* _Work order_:
Your task is to copy each line of the records that includes the string "Define".

Data for review: Begin

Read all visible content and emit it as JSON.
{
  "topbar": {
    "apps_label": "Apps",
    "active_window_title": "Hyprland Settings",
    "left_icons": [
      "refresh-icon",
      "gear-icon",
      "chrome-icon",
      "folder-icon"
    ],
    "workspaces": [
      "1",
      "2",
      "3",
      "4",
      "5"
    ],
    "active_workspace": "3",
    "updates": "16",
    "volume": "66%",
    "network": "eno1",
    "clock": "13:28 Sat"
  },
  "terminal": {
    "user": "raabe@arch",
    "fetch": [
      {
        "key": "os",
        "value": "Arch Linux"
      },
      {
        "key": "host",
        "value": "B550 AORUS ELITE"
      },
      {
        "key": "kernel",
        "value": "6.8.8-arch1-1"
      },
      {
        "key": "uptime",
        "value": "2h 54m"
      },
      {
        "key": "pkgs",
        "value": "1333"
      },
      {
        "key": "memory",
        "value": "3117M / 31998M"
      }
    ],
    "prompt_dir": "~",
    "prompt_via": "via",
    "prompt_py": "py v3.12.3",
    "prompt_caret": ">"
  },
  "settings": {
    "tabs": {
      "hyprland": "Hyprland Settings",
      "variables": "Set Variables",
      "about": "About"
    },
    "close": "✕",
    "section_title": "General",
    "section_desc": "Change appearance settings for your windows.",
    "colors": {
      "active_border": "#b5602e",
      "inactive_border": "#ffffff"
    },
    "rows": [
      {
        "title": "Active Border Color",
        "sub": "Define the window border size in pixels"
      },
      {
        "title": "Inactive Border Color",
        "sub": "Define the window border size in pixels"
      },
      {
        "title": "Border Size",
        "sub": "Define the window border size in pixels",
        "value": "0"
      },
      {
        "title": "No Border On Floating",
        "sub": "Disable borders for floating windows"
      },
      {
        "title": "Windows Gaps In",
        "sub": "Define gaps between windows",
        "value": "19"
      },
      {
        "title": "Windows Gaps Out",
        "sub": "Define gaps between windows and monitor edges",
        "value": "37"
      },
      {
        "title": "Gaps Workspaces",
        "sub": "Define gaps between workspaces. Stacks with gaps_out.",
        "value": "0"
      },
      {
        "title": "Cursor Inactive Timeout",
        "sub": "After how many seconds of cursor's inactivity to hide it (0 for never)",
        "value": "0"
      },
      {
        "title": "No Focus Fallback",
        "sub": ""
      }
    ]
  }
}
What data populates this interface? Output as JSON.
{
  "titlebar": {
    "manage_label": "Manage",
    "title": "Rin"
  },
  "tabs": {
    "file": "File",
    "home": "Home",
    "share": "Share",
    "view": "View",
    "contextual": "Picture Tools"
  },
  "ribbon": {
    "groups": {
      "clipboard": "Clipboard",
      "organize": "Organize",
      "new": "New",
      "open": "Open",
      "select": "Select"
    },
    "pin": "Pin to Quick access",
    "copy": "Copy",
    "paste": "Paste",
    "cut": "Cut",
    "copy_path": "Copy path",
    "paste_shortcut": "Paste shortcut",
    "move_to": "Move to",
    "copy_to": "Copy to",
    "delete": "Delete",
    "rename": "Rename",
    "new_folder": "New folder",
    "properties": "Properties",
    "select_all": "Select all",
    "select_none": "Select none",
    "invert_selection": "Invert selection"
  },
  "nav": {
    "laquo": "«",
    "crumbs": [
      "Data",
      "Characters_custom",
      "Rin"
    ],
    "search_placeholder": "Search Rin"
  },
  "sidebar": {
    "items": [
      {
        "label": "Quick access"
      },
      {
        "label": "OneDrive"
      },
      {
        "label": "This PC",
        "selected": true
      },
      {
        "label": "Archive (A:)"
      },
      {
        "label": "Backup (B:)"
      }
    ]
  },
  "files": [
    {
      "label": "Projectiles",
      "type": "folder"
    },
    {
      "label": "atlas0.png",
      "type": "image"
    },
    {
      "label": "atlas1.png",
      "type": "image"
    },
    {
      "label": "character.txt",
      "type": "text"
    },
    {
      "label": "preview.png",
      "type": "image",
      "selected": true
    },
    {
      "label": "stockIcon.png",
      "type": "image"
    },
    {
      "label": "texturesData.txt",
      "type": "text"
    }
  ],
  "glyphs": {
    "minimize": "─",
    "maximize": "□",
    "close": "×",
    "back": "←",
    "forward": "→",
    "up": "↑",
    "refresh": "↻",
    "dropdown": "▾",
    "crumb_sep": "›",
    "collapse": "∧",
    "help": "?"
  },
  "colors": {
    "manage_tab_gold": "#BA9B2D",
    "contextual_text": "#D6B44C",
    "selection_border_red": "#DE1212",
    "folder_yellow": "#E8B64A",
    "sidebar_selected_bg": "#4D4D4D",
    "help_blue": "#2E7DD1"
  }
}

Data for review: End

* _Output for this task_:
        "sub": "Define the window border size in pixels"
        "sub": "Define the window border size in pixels"
        "sub": "Define the window border size in pixels",
        "sub": "Define gaps between windows",
        "sub": "Define gaps between windows and monitor edges",
        "sub": "Define gaps between workspaces. Stacks with gaps_out.",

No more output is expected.